Oral arguments were heard in a case before the Florida Supreme Court between the Florida Department of Health and Florigrown, which seeks to be registered as a medical marijuana treatment center (MMTC) in accordance with an amendment to the Florida constitution passed in 2016. A day after hearing oral arguments, the Supreme Court requested additional briefing.
In 2016, Florida voters supported reforms to the state’s already-existing medical marijuana laws, expanding the medical conditions for which marijuana could be prescribed. The amendment also changed the standards by which a firm could be registered to provide medical marijuana. The case arose out of the manner in which the new licensing system which was implemented by the Florida legislature after the amendment was passed. Florigrown, the plaintiffs below, alleged that the legislature’s implementing statute used the pre-amendment licensing requirements, which required licensees to be able to undertake the cultivation, processing, and selling of Marijuana. Florigrown alleged that this was contrary to the language of the amendment, which would expand medical marijuana licensing to include firms that only participated in one of those steps. Florigrown filed suit and won a temporary injunction; the Florida Department of Health appealed. The Appeals court also sided with Florigrown.
In its opening brief, the Florida Department of Health stated that “nothing in the Amendment alters the legislature’s power to make policy decisions related to the regulatory oversight of medical marijuana in Florida.” The state emphasized Florigrown’s lack of expertise, stating “The company—the Respondent in these proceedings—is run by a web video producer and owned by Joe Redner, neither of whom are botanists, pharmacists, physicians or have any professional experience or credentials in the medical field.”
Florigrown alleged in its answer brief that the state legislature had fundamentally altered the licensing system, granting only a few licenses. They also alleged that “the Legislature used the licensing requirements to settle cases in litigation [regarding their failure to qualify under the pre-amendmentsystem] by granting licenses to that limited class of applicants—to the exclusion of others, regardless of qualifications.”

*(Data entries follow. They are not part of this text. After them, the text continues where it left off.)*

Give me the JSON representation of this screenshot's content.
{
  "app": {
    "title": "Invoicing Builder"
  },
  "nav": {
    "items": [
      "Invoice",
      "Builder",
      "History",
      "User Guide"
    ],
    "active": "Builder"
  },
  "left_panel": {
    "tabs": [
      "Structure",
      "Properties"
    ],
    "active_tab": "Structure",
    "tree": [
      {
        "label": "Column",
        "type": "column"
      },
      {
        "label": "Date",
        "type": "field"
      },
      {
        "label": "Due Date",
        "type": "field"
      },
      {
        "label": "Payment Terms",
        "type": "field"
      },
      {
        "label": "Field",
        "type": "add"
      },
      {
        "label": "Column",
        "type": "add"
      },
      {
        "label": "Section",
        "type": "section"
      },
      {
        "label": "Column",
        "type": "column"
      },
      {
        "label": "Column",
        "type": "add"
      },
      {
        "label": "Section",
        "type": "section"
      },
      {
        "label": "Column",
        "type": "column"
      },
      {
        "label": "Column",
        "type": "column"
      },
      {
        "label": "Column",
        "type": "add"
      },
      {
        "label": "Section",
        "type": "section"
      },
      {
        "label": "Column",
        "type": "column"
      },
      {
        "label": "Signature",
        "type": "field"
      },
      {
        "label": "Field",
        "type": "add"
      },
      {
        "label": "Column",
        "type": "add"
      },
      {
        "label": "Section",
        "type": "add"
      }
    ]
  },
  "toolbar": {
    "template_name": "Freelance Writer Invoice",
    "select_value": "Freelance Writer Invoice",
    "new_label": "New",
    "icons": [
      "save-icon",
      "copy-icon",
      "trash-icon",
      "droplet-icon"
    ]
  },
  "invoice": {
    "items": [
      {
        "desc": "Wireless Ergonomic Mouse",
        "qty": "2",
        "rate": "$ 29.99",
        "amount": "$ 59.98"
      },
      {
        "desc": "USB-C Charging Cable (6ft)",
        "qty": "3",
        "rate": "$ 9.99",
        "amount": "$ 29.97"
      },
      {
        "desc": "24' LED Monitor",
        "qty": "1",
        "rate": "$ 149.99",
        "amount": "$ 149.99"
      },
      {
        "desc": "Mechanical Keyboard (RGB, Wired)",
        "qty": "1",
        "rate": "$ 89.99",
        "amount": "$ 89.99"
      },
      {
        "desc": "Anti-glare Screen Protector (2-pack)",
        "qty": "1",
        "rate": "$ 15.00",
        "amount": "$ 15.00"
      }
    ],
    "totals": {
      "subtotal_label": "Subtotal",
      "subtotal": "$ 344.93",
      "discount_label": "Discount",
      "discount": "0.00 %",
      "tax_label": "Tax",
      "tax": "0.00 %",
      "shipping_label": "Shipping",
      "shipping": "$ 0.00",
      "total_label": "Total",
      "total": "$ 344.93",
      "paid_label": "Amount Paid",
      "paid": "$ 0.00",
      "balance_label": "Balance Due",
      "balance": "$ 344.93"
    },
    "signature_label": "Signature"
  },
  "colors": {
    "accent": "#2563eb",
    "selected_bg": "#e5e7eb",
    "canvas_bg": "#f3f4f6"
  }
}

The Supreme Court requested supplemental briefing on “whether [Florigrown] have a substantial likelihood of success on the merits of their challenge to section 381.986(8)(a)1, (a)2.a., and (a)3., Florida Statutes (2017), as a special law granting a privilege to a private corporation.” The Florida Department of Health must file its brief by May 27, and Florigrown must replay within ten days of the government’s reply.